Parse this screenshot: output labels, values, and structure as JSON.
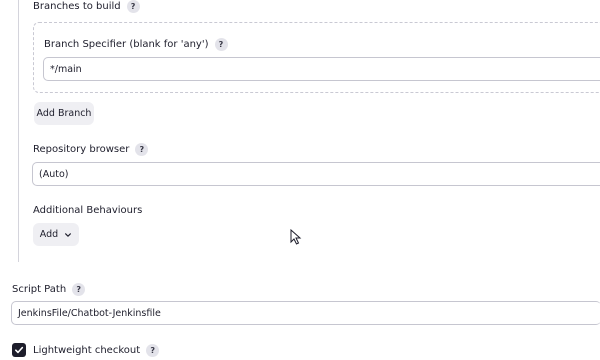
{
  "branches": {
    "title": "Branches to build",
    "help": "?",
    "specifier_label": "Branch Specifier (blank for 'any')",
    "specifier_help": "?",
    "specifier_value": "*/main",
    "add_branch_label": "Add Branch"
  },
  "repository_browser": {
    "label": "Repository browser",
    "help": "?",
    "value": "(Auto)"
  },
  "additional_behaviours": {
    "label": "Additional Behaviours",
    "add_label": "Add"
  },
  "script_path": {
    "label": "Script Path",
    "help": "?",
    "value": "JenkinsFile/Chatbot-Jenkinsfile"
  },
  "lightweight_checkout": {
    "label": "Lightweight checkout",
    "help": "?",
    "checked": true
  },
  "icons": [
    "help-icon",
    "chevron-down-icon",
    "checkmark-icon",
    "mouse-cursor-icon"
  ]
}
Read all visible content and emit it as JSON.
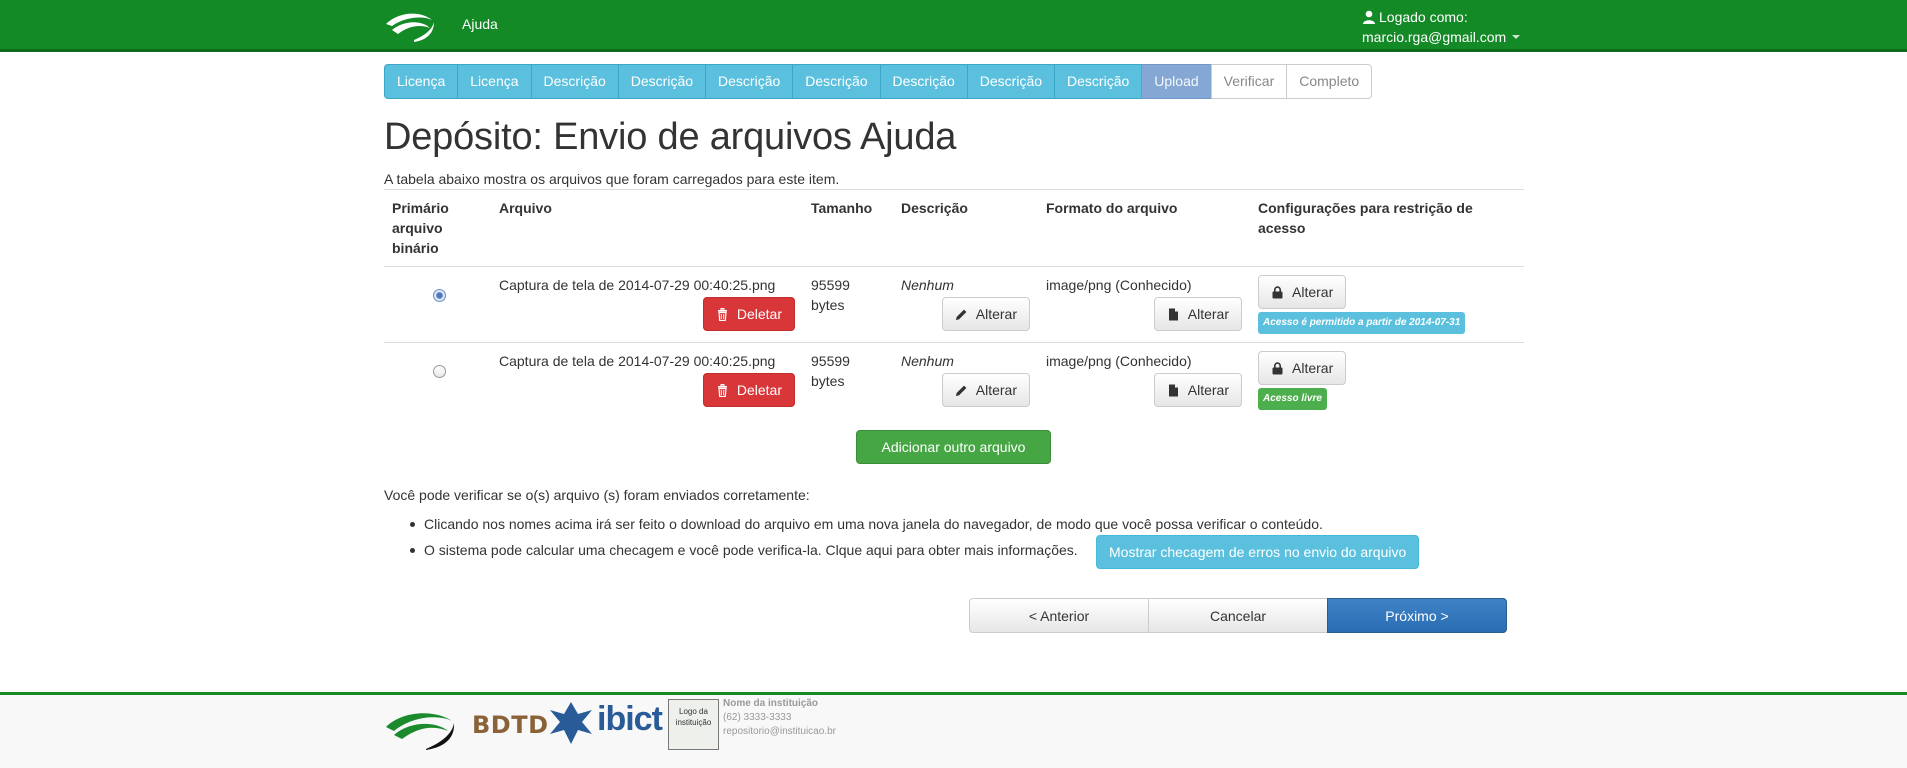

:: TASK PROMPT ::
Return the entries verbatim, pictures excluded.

:: ANSWER SECTION ::
Parse this screenshot: output labels, values, and structure as JSON.
{
  "branches": {
    "title": "Branches to build",
    "help": "?",
    "specifier_label": "Branch Specifier (blank for 'any')",
    "specifier_help": "?",
    "specifier_value": "*/main",
    "add_branch_label": "Add Branch"
  },
  "repository_browser": {
    "label": "Repository browser",
    "help": "?",
    "value": "(Auto)"
  },
  "additional_behaviours": {
    "label": "Additional Behaviours",
    "add_label": "Add"
  },
  "script_path": {
    "label": "Script Path",
    "help": "?",
    "value": "JenkinsFile/Chatbot-Jenkinsfile"
  },
  "lightweight_checkout": {
    "label": "Lightweight checkout",
    "help": "?",
    "checked": true
  },
  "icons": [
    "help-icon",
    "chevron-down-icon",
    "checkmark-icon",
    "mouse-cursor-icon"
  ]
}
Read all visible content and emit it as JSON.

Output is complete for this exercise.